WCV is proud to see the largest class of environmental champions heading to Olympia in over a decade. We have picked up 2 Senate and 6 House pro-environmental seats, and are working hard to ensure that every vote is counted in races too close to call.
The state legislative session begins on January 14th, 2019, and we need your help.
For over 15 years, WCV and our partners in the Environmental Priorities Coalition have selected legislative priorities to work on together. For the 2019 session, we have selected the following priorities:

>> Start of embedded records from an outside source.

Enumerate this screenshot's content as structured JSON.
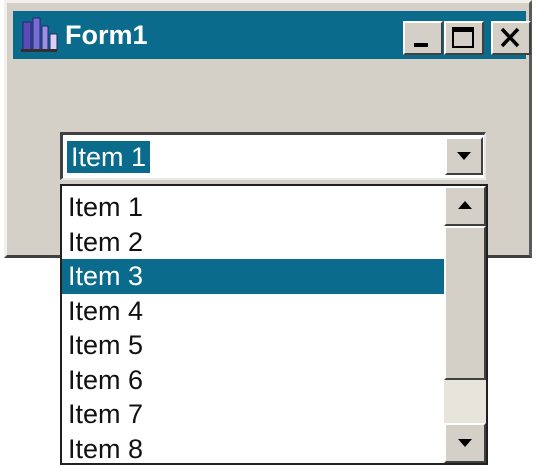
{
  "window": {
    "title": "Form1",
    "title_bar_color": "#0a6b8c",
    "background_color": "#d4d0c8"
  },
  "title_buttons": {
    "minimize_icon": "minimize-icon",
    "maximize_icon": "maximize-icon",
    "close_icon": "close-icon"
  },
  "combo": {
    "value": "Item 1",
    "arrow_icon": "chevron-down-icon"
  },
  "dropdown": {
    "items": [
      "Item 1",
      "Item 2",
      "Item 3",
      "Item 4",
      "Item 5",
      "Item 6",
      "Item 7",
      "Item 8"
    ],
    "selected_item": "Item 3",
    "selection_color": "#0a6b8c"
  },
  "scrollbar": {
    "up_icon": "arrow-up-icon",
    "down_icon": "arrow-down-icon"
  }
}
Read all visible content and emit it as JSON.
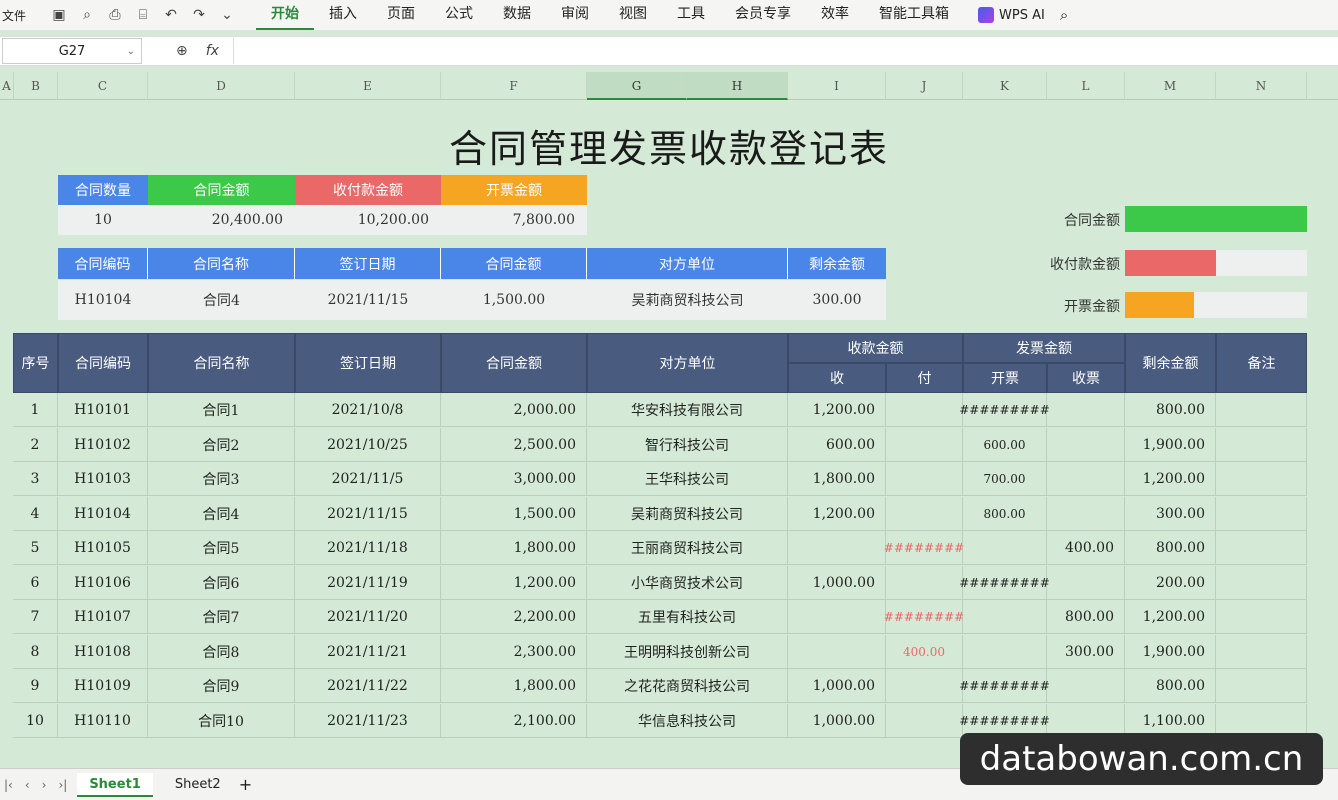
{
  "menubar": {
    "file": "文件",
    "tabs": [
      "开始",
      "插入",
      "页面",
      "公式",
      "数据",
      "审阅",
      "视图",
      "工具",
      "会员专享",
      "效率",
      "智能工具箱"
    ],
    "active_tab": "开始",
    "wps_ai": "WPS AI"
  },
  "formula_bar": {
    "namebox": "G27",
    "fx": "fx"
  },
  "columns": [
    "A",
    "B",
    "C",
    "D",
    "E",
    "F",
    "G",
    "H",
    "I",
    "J",
    "K",
    "L",
    "M",
    "N"
  ],
  "title": "合同管理发票收款登记表",
  "summary": {
    "headers": [
      "合同数量",
      "合同金额",
      "收付款金额",
      "开票金额"
    ],
    "values": [
      "10",
      "20,400.00",
      "10,200.00",
      "7,800.00"
    ]
  },
  "lookup": {
    "headers": [
      "合同编码",
      "合同名称",
      "签订日期",
      "合同金额",
      "对方单位",
      "剩余金额"
    ],
    "values": [
      "H10104",
      "合同4",
      "2021/11/15",
      "1,500.00",
      "吴莉商贸科技公司",
      "300.00"
    ]
  },
  "legend": [
    {
      "label": "合同金额",
      "fraction": 1.0,
      "color": "#3cc94a"
    },
    {
      "label": "收付款金额",
      "fraction": 0.5,
      "color": "#ea6868"
    },
    {
      "label": "开票金额",
      "fraction": 0.38,
      "color": "#f6a522"
    }
  ],
  "table": {
    "headers": {
      "seq": "序号",
      "code": "合同编码",
      "name": "合同名称",
      "date": "签订日期",
      "amount": "合同金额",
      "party": "对方单位",
      "receive_group": "收款金额",
      "receive": "收",
      "pay": "付",
      "invoice_group": "发票金额",
      "invoice_open": "开票",
      "invoice_recv": "收票",
      "remain": "剩余金额",
      "note": "备注"
    },
    "rows": [
      {
        "seq": "1",
        "code": "H10101",
        "name": "合同1",
        "date": "2021/10/8",
        "amount": "2,000.00",
        "party": "华安科技有限公司",
        "receive": "1,200.00",
        "pay": "",
        "open": "#########",
        "recv": "",
        "remain": "800.00"
      },
      {
        "seq": "2",
        "code": "H10102",
        "name": "合同2",
        "date": "2021/10/25",
        "amount": "2,500.00",
        "party": "智行科技公司",
        "receive": "600.00",
        "pay": "",
        "open": "600.00",
        "recv": "",
        "remain": "1,900.00"
      },
      {
        "seq": "3",
        "code": "H10103",
        "name": "合同3",
        "date": "2021/11/5",
        "amount": "3,000.00",
        "party": "王华科技公司",
        "receive": "1,800.00",
        "pay": "",
        "open": "700.00",
        "recv": "",
        "remain": "1,200.00"
      },
      {
        "seq": "4",
        "code": "H10104",
        "name": "合同4",
        "date": "2021/11/15",
        "amount": "1,500.00",
        "party": "吴莉商贸科技公司",
        "receive": "1,200.00",
        "pay": "",
        "open": "800.00",
        "recv": "",
        "remain": "300.00"
      },
      {
        "seq": "5",
        "code": "H10105",
        "name": "合同5",
        "date": "2021/11/18",
        "amount": "1,800.00",
        "party": "王丽商贸科技公司",
        "receive": "",
        "pay": "########",
        "open": "",
        "recv": "400.00",
        "remain": "800.00"
      },
      {
        "seq": "6",
        "code": "H10106",
        "name": "合同6",
        "date": "2021/11/19",
        "amount": "1,200.00",
        "party": "小华商贸技术公司",
        "receive": "1,000.00",
        "pay": "",
        "open": "#########",
        "recv": "",
        "remain": "200.00"
      },
      {
        "seq": "7",
        "code": "H10107",
        "name": "合同7",
        "date": "2021/11/20",
        "amount": "2,200.00",
        "party": "五里有科技公司",
        "receive": "",
        "pay": "########",
        "open": "",
        "recv": "800.00",
        "remain": "1,200.00"
      },
      {
        "seq": "8",
        "code": "H10108",
        "name": "合同8",
        "date": "2021/11/21",
        "amount": "2,300.00",
        "party": "王明明科技创新公司",
        "receive": "",
        "pay": "400.00",
        "open": "",
        "recv": "300.00",
        "remain": "1,900.00"
      },
      {
        "seq": "9",
        "code": "H10109",
        "name": "合同9",
        "date": "2021/11/22",
        "amount": "1,800.00",
        "party": "之花花商贸科技公司",
        "receive": "1,000.00",
        "pay": "",
        "open": "#########",
        "recv": "",
        "remain": "800.00"
      },
      {
        "seq": "10",
        "code": "H10110",
        "name": "合同10",
        "date": "2021/11/23",
        "amount": "2,100.00",
        "party": "华信息科技公司",
        "receive": "1,000.00",
        "pay": "",
        "open": "#########",
        "recv": "",
        "remain": "1,100.00"
      }
    ]
  },
  "sheets": [
    "Sheet1",
    "Sheet2"
  ],
  "active_sheet": "Sheet1",
  "watermark": "databowan.com.cn"
}
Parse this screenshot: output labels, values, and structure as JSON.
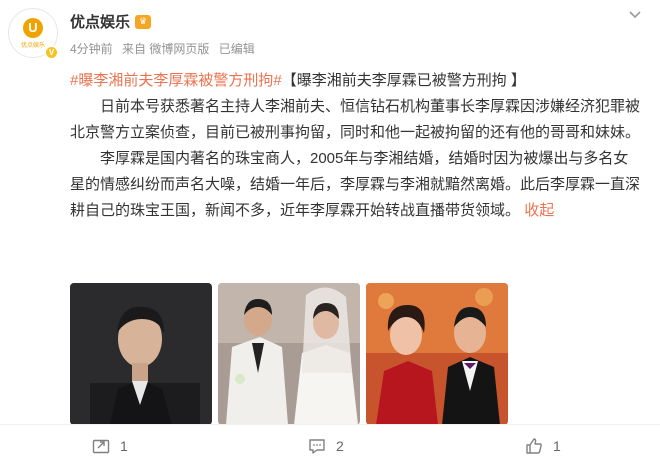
{
  "author": {
    "name": "优点娱乐",
    "avatar_text": "优点娱乐",
    "badge_icon": "crown-icon",
    "verified_icon": "verified-v-icon"
  },
  "meta": {
    "time": "4分钟前",
    "source": "来自 微博网页版",
    "edited": "已编辑"
  },
  "post": {
    "hashtag": "#曝李湘前夫李厚霖被警方刑拘#",
    "topic": "【曝李湘前夫李厚霖已被警方刑拘 】",
    "paragraph1": "日前本号获悉著名主持人李湘前夫、恒信钻石机构董事长李厚霖因涉嫌经济犯罪被北京警方立案侦查，目前已被刑事拘留，同时和他一起被拘留的还有他的哥哥和妹妹。",
    "paragraph2": "李厚霖是国内著名的珠宝商人，2005年与李湘结婚，结婚时因为被爆出与多名女星的情感纠纷而声名大噪，结婚一年后，李厚霖与李湘就黯然离婚。此后李厚霖一直深耕自己的珠宝王国，新闻不多，近年李厚霖开始转战直播带货领域。",
    "collapse": "收起"
  },
  "images": [
    "portrait-photo",
    "wedding-photo",
    "couple-photo"
  ],
  "actions": {
    "repost_count": "1",
    "comment_count": "2",
    "like_count": "1"
  },
  "colors": {
    "accent": "#eb7350",
    "text": "#333333",
    "meta": "#939393"
  }
}
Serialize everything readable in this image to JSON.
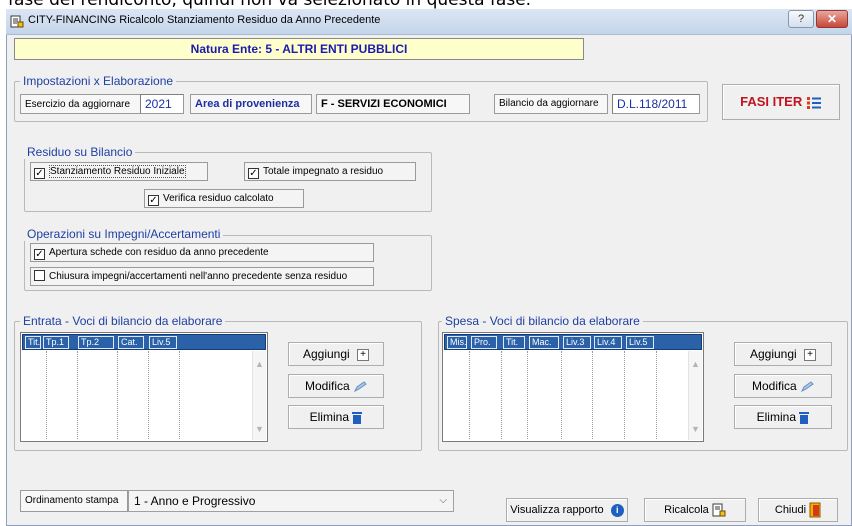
{
  "background_caption": "fase del rendiconto, quindi non va selezionato in questa fase.",
  "window": {
    "title": "CITY-FINANCING  Ricalcolo Stanziamento Residuo da Anno Precedente",
    "help_glyph": "?",
    "close_glyph": "✕"
  },
  "natura_ente": "Natura Ente:   5 - ALTRI ENTI PUBBLICI",
  "impostazioni": {
    "title": "Impostazioni x Elaborazione",
    "esercizio_label": "Esercizio da aggiornare",
    "esercizio_value": "2021",
    "area_label": "Area di provenienza",
    "area_value": "F - SERVIZI ECONOMICI",
    "bilancio_label": "Bilancio da aggiornare",
    "bilancio_value": "D.L.118/2011"
  },
  "fasi_iter_label": "FASI ITER",
  "residuo": {
    "title": "Residuo su Bilancio",
    "stanziamento": {
      "label": "Stanziamento Residuo Iniziale",
      "checked": true
    },
    "totale": {
      "label": "Totale impegnato a residuo",
      "checked": true
    },
    "verifica": {
      "label": "Verifica residuo calcolato",
      "checked": true
    }
  },
  "operazioni": {
    "title": "Operazioni su Impegni/Accertamenti",
    "apertura": {
      "label": "Apertura schede con residuo da anno precedente",
      "checked": true
    },
    "chiusura": {
      "label": "Chiusura impegni/accertamenti nell'anno precedente senza residuo",
      "checked": false
    }
  },
  "entrata": {
    "title": "Entrata - Voci di bilancio da elaborare",
    "columns": [
      "Tit.",
      "Tp.1",
      "Tp.2",
      "Cat.",
      "Liv.5"
    ]
  },
  "spesa": {
    "title": "Spesa - Voci di bilancio da elaborare",
    "columns": [
      "Mis.",
      "Pro.",
      "Tit.",
      "Mac.",
      "Liv.3",
      "Liv.4",
      "Liv.5"
    ]
  },
  "buttons": {
    "aggiungi": "Aggiungi",
    "modifica": "Modifica",
    "elimina": "Elimina",
    "visualizza": "Visualizza rapporto",
    "ricalcola": "Ricalcola",
    "chiudi": "Chiudi"
  },
  "ordinamento": {
    "label": "Ordinamento stampa",
    "selected": "1 - Anno e Progressivo"
  },
  "colors": {
    "group_title": "#1e3fa5",
    "grid_header": "#2a61a8",
    "natura_bg": "#ffffcc",
    "fasi_iter": "#c0141e"
  }
}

- 100% Clean Energy: Acting on climate is urgent, and Washington state is uniquely positioned to achieve a fossil free, clean electricity grid. Electricity is the second largest source of climate pollution in Washington, responsible for nearly a fifth of our annual emissions. We can achieve a 100% Clean Energy system to power our economy with clean and affordable electricity and take a significant step towards meeting our climate goals.
- Orca Emergency Response: Southern resident orca whales are on the brink of extinction and need an all-hands-on-deck commitment to action. The legislature needs to take action to accelerate salmon recovery, heal Puget Sound habitat, and prevent toxic pollution to ensure enough healthy food to sustain our resident orcas. We also need to prohibit boats from harassing orcas, which prevents them from eating enough food to stay healthy.
- Oil Spill Prevention: Washington currently faces significant risks from oils spills due to dramatic changes in the movement and type of crude oil traveling through our state via rail, pipelines, and vessels. An increasing share is heavy crude oil that sinks when spilled, threatening local economies, the survival of resident orcas, and treaty fishing rights across the Salish Sea. Measures to prevent oil spills must be passed to protect our communities now.
- Reducing Plastic Pollution: Our local waterways, ocean, and recycling systems are overloaded with plastic pollution. Thin plastic bags that are used for just a few minutes and then thrown away pose a particular problem and only 6% ever get recycled. The Reusable Bag Act would eliminate thin carry-home plastic bags at all retail establishments and help our state address a growing recycling crisis.
These four priorities are great places to start, but of course more is needed to make progress. Look for more information ahead of legislative session on critical bills to protect our environment for all – from forest management, to Puget Sound recovery, to bold climate action.
Working together, we know we can make real progress this coming year and push back against the influence of Big Oil. We find hope in having strong leadership at the state level, and the time for action is now!